** Opening Given entries block **

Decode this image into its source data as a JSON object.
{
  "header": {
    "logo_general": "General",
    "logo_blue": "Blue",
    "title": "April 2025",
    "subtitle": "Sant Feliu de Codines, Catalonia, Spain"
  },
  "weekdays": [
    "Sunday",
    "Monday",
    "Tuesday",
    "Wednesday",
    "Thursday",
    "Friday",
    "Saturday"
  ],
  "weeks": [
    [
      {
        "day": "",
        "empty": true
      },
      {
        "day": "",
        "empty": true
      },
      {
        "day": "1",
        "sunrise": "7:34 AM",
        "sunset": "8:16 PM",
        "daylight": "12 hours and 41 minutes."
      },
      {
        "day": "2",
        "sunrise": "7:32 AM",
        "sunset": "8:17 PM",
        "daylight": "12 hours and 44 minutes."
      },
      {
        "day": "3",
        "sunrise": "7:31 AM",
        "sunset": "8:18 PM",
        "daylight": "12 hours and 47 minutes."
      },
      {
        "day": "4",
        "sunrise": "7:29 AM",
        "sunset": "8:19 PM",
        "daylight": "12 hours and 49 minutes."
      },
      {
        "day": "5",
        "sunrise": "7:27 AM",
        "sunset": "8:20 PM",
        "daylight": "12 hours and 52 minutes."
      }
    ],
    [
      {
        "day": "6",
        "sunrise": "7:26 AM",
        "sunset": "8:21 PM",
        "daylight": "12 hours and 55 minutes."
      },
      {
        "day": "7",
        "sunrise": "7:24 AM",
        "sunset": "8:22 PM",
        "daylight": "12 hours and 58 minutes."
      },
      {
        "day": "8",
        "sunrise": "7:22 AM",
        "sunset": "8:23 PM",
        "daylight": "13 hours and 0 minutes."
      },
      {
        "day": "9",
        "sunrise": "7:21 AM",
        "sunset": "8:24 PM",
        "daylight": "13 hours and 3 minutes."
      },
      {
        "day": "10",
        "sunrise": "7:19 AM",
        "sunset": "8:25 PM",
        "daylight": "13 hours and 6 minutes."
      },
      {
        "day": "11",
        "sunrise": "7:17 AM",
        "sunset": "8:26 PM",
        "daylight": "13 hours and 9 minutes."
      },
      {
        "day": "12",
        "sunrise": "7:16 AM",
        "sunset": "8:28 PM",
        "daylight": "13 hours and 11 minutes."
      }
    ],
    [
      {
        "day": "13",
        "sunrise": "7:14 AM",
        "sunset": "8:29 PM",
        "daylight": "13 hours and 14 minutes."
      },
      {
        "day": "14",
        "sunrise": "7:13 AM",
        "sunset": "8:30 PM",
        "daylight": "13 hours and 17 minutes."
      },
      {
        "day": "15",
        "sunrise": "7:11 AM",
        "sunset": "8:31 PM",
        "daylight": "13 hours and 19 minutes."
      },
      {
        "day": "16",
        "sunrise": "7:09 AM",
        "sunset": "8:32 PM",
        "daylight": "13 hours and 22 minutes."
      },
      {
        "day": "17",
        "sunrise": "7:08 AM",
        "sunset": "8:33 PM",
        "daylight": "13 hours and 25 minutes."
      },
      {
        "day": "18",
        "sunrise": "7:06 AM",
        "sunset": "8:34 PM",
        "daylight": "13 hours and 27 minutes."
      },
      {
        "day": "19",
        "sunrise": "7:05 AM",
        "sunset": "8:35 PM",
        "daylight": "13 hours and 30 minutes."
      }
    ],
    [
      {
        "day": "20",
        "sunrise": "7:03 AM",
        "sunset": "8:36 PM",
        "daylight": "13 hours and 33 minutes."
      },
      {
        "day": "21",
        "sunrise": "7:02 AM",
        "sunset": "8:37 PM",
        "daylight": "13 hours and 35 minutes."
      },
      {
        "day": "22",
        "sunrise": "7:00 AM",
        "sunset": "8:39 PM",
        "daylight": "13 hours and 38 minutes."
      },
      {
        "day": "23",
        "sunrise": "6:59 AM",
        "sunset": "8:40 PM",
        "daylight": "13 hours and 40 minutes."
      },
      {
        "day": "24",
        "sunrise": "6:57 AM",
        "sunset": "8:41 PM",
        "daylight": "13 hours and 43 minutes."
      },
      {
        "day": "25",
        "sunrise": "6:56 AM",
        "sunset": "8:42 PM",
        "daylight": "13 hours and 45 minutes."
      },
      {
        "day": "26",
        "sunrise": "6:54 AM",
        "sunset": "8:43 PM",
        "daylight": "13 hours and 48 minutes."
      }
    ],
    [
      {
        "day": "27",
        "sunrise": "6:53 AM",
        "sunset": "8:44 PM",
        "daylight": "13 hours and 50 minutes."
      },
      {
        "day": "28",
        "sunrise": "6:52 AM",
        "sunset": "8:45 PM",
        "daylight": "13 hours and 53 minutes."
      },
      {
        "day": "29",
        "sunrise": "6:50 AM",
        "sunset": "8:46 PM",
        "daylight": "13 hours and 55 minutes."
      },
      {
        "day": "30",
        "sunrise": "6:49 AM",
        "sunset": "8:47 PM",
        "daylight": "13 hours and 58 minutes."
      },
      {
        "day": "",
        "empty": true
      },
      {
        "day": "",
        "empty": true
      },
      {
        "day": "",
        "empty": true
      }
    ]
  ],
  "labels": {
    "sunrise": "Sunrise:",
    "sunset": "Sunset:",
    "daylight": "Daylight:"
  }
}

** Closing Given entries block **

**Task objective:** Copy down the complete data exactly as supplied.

**Response to the task:**
Decode this image into its source data as a JSON object.
{
  "header": {
    "logo_general": "General",
    "logo_blue": "Blue",
    "title": "April 2025",
    "subtitle": "Sant Feliu de Codines, Catalonia, Spain"
  },
  "weekdays": [
    "Sunday",
    "Monday",
    "Tuesday",
    "Wednesday",
    "Thursday",
    "Friday",
    "Saturday"
  ],
  "weeks": [
    [
      {
        "day": "",
        "empty": true
      },
      {
        "day": "",
        "empty": true
      },
      {
        "day": "1",
        "sunrise": "7:34 AM",
        "sunset": "8:16 PM",
        "daylight": "12 hours and 41 minutes."
      },
      {
        "day": "2",
        "sunrise": "7:32 AM",
        "sunset": "8:17 PM",
        "daylight": "12 hours and 44 minutes."
      },
      {
        "day": "3",
        "sunrise": "7:31 AM",
        "sunset": "8:18 PM",
        "daylight": "12 hours and 47 minutes."
      },
      {
        "day": "4",
        "sunrise": "7:29 AM",
        "sunset": "8:19 PM",
        "daylight": "12 hours and 49 minutes."
      },
      {
        "day": "5",
        "sunrise": "7:27 AM",
        "sunset": "8:20 PM",
        "daylight": "12 hours and 52 minutes."
      }
    ],
    [
      {
        "day": "6",
        "sunrise": "7:26 AM",
        "sunset": "8:21 PM",
        "daylight": "12 hours and 55 minutes."
      },
      {
        "day": "7",
        "sunrise": "7:24 AM",
        "sunset": "8:22 PM",
        "daylight": "12 hours and 58 minutes."
      },
      {
        "day": "8",
        "sunrise": "7:22 AM",
        "sunset": "8:23 PM",
        "daylight": "13 hours and 0 minutes."
      },
      {
        "day": "9",
        "sunrise": "7:21 AM",
        "sunset": "8:24 PM",
        "daylight": "13 hours and 3 minutes."
      },
      {
        "day": "10",
        "sunrise": "7:19 AM",
        "sunset": "8:25 PM",
        "daylight": "13 hours and 6 minutes."
      },
      {
        "day": "11",
        "sunrise": "7:17 AM",
        "sunset": "8:26 PM",
        "daylight": "13 hours and 9 minutes."
      },
      {
        "day": "12",
        "sunrise": "7:16 AM",
        "sunset": "8:28 PM",
        "daylight": "13 hours and 11 minutes."
      }
    ],
    [
      {
        "day": "13",
        "sunrise": "7:14 AM",
        "sunset": "8:29 PM",
        "daylight": "13 hours and 14 minutes."
      },
      {
        "day": "14",
        "sunrise": "7:13 AM",
        "sunset": "8:30 PM",
        "daylight": "13 hours and 17 minutes."
      },
      {
        "day": "15",
        "sunrise": "7:11 AM",
        "sunset": "8:31 PM",
        "daylight": "13 hours and 19 minutes."
      },
      {
        "day": "16",
        "sunrise": "7:09 AM",
        "sunset": "8:32 PM",
        "daylight": "13 hours and 22 minutes."
      },
      {
        "day": "17",
        "sunrise": "7:08 AM",
        "sunset": "8:33 PM",
        "daylight": "13 hours and 25 minutes."
      },
      {
        "day": "18",
        "sunrise": "7:06 AM",
        "sunset": "8:34 PM",
        "daylight": "13 hours and 27 minutes."
      },
      {
        "day": "19",
        "sunrise": "7:05 AM",
        "sunset": "8:35 PM",
        "daylight": "13 hours and 30 minutes."
      }
    ],
    [
      {
        "day": "20",
        "sunrise": "7:03 AM",
        "sunset": "8:36 PM",
        "daylight": "13 hours and 33 minutes."
      },
      {
        "day": "21",
        "sunrise": "7:02 AM",
        "sunset": "8:37 PM",
        "daylight": "13 hours and 35 minutes."
      },
      {
        "day": "22",
        "sunrise": "7:00 AM",
        "sunset": "8:39 PM",
        "daylight": "13 hours and 38 minutes."
      },
      {
        "day": "23",
        "sunrise": "6:59 AM",
        "sunset": "8:40 PM",
        "daylight": "13 hours and 40 minutes."
      },
      {
        "day": "24",
        "sunrise": "6:57 AM",
        "sunset": "8:41 PM",
        "daylight": "13 hours and 43 minutes."
      },
      {
        "day": "25",
        "sunrise": "6:56 AM",
        "sunset": "8:42 PM",
        "daylight": "13 hours and 45 minutes."
      },
      {
        "day": "26",
        "sunrise": "6:54 AM",
        "sunset": "8:43 PM",
        "daylight": "13 hours and 48 minutes."
      }
    ],
    [
      {
        "day": "27",
        "sunrise": "6:53 AM",
        "sunset": "8:44 PM",
        "daylight": "13 hours and 50 minutes."
      },
      {
        "day": "28",
        "sunrise": "6:52 AM",
        "sunset": "8:45 PM",
        "daylight": "13 hours and 53 minutes."
      },
      {
        "day": "29",
        "sunrise": "6:50 AM",
        "sunset": "8:46 PM",
        "daylight": "13 hours and 55 minutes."
      },
      {
        "day": "30",
        "sunrise": "6:49 AM",
        "sunset": "8:47 PM",
        "daylight": "13 hours and 58 minutes."
      },
      {
        "day": "",
        "empty": true
      },
      {
        "day": "",
        "empty": true
      },
      {
        "day": "",
        "empty": true
      }
    ]
  ],
  "labels": {
    "sunrise": "Sunrise:",
    "sunset": "Sunset:",
    "daylight": "Daylight:"
  }
}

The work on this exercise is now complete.